Collected data>

******

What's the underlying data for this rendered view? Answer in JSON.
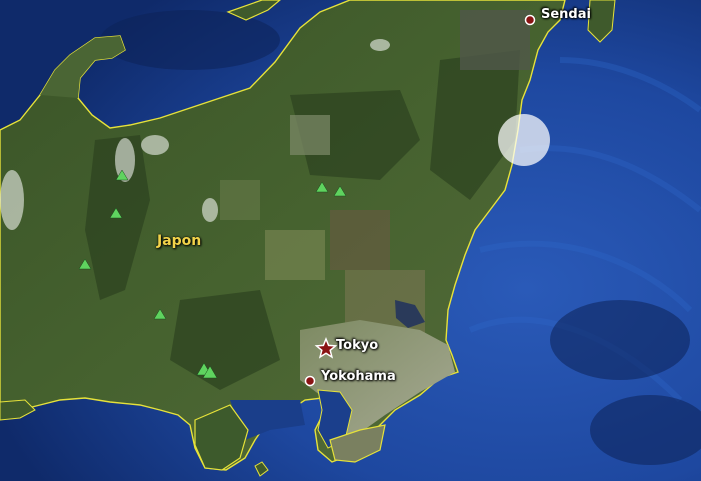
{
  "map": {
    "country_label": "Japon",
    "cities": [
      {
        "id": "sendai",
        "name": "Sendai",
        "marker": "city-dot-icon"
      },
      {
        "id": "tokyo",
        "name": "Tokyo",
        "marker": "capital-star-icon"
      },
      {
        "id": "yokohama",
        "name": "Yokohama",
        "marker": "city-dot-icon"
      }
    ],
    "peak_marker": "mountain-peak-icon",
    "highlight_marker": "highlight-circle-icon",
    "colors": {
      "ocean": "#1e48a0",
      "ocean_deep": "#0f2a6a",
      "land": "#3f5a2c",
      "land_dark": "#2a3f1e",
      "coastline": "#e6e23a",
      "label_country": "#f2d34a",
      "city_dot": "#8a1414",
      "peak": "#5fd35f",
      "highlight": "#ffffff"
    }
  }
}
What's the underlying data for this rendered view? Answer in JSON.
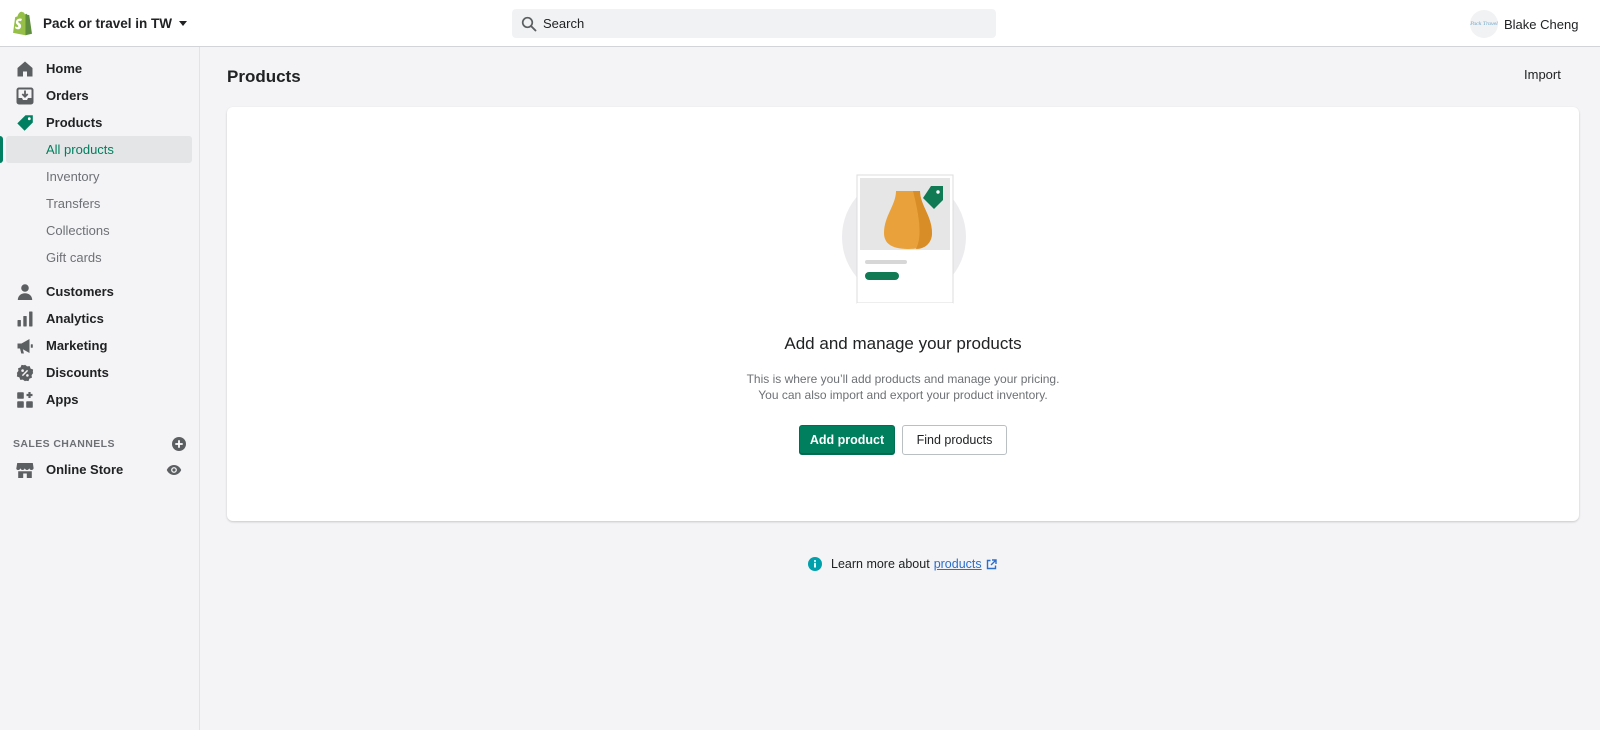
{
  "header": {
    "store_name": "Pack or travel in TW",
    "search_placeholder": "Search",
    "user_name": "Blake Cheng",
    "avatar_text": "Pack Travel"
  },
  "sidebar": {
    "items": [
      {
        "label": "Home",
        "icon": "home-icon"
      },
      {
        "label": "Orders",
        "icon": "orders-icon"
      },
      {
        "label": "Products",
        "icon": "tag-icon"
      }
    ],
    "product_subitems": [
      {
        "label": "All products",
        "active": true
      },
      {
        "label": "Inventory"
      },
      {
        "label": "Transfers"
      },
      {
        "label": "Collections"
      },
      {
        "label": "Gift cards"
      }
    ],
    "items_after": [
      {
        "label": "Customers",
        "icon": "person-icon"
      },
      {
        "label": "Analytics",
        "icon": "bar-chart-icon"
      },
      {
        "label": "Marketing",
        "icon": "megaphone-icon"
      },
      {
        "label": "Discounts",
        "icon": "discount-icon"
      },
      {
        "label": "Apps",
        "icon": "apps-icon"
      }
    ],
    "sales_channels_heading": "SALES CHANNELS",
    "online_store_label": "Online Store"
  },
  "main": {
    "title": "Products",
    "import_label": "Import",
    "empty_state": {
      "title": "Add and manage your products",
      "body_line1": "This is where you’ll add products and manage your pricing.",
      "body_line2": "You can also import and export your product inventory.",
      "primary_label": "Add product",
      "secondary_label": "Find products"
    },
    "learn_more": {
      "text": "Learn more about",
      "link": "products"
    }
  },
  "colors": {
    "brand_green": "#008060",
    "accent_orange": "#e09b3d",
    "link_blue": "#2c6ecb"
  }
}
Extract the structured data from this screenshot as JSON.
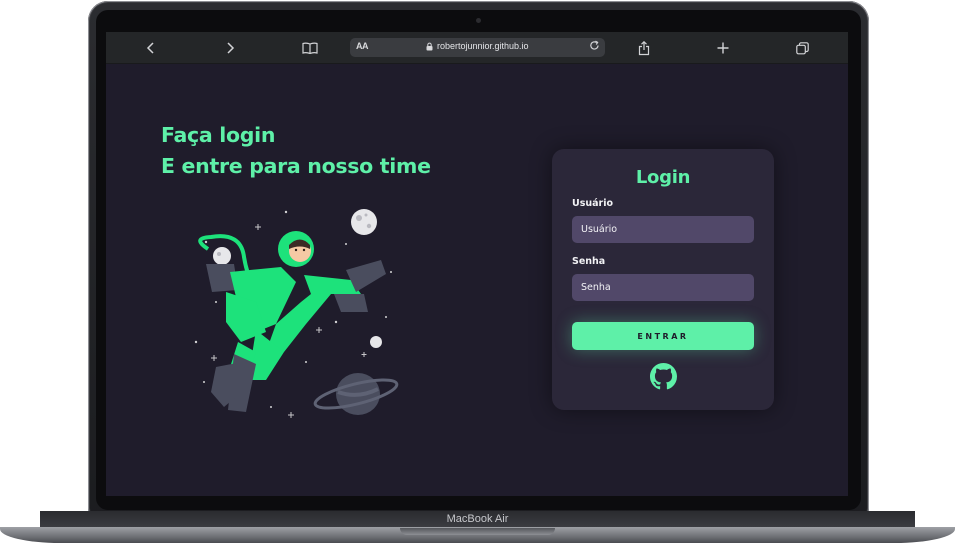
{
  "browser": {
    "text_size_label": "AA",
    "url": "robertojunnior.github.io",
    "icons": [
      "chevron-left-icon",
      "chevron-right-icon",
      "book-icon",
      "text-size-icon",
      "lock-icon",
      "reload-icon",
      "share-icon",
      "plus-icon",
      "tabs-icon"
    ]
  },
  "page": {
    "headline_line1": "Faça login",
    "headline_line2": "E entre para nosso time"
  },
  "login": {
    "title": "Login",
    "username_label": "Usuário",
    "username_placeholder": "Usuário",
    "username_value": "",
    "password_label": "Senha",
    "password_placeholder": "Senha",
    "password_value": "",
    "submit_label": "ENTRAR",
    "github_icon": "github-icon"
  },
  "device": {
    "model_label": "MacBook Air"
  },
  "colors": {
    "accent": "#5ef0a8",
    "page_background": "#1f1c2b",
    "card_background": "#2b2739",
    "input_background": "#514869"
  }
}
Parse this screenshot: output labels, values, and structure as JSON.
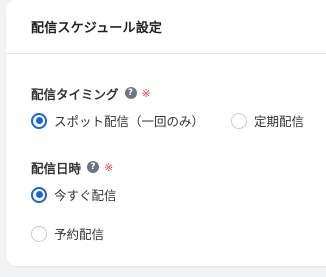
{
  "card": {
    "title": "配信スケジュール設定"
  },
  "timing": {
    "label": "配信タイミング",
    "help_icon": "question-circle-icon",
    "help_glyph": "?",
    "required": "※",
    "options": [
      {
        "label": "スポット配信（一回のみ）",
        "checked": true
      },
      {
        "label": "定期配信",
        "checked": false
      }
    ]
  },
  "datetime": {
    "label": "配信日時",
    "help_icon": "question-circle-icon",
    "help_glyph": "?",
    "required": "※",
    "options": [
      {
        "label": "今すぐ配信",
        "checked": true
      },
      {
        "label": "予約配信",
        "checked": false
      }
    ]
  },
  "colors": {
    "accent": "#1a64d6",
    "required": "#e0423f",
    "background": "#f2f3f5",
    "card": "#ffffff"
  }
}
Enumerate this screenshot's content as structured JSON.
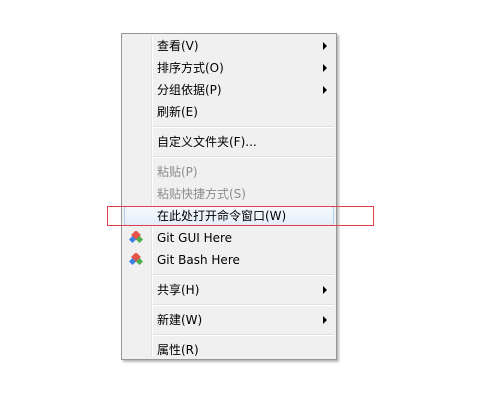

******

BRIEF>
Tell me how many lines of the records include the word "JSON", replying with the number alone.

SOLUTION TO THE EXERCISE>
5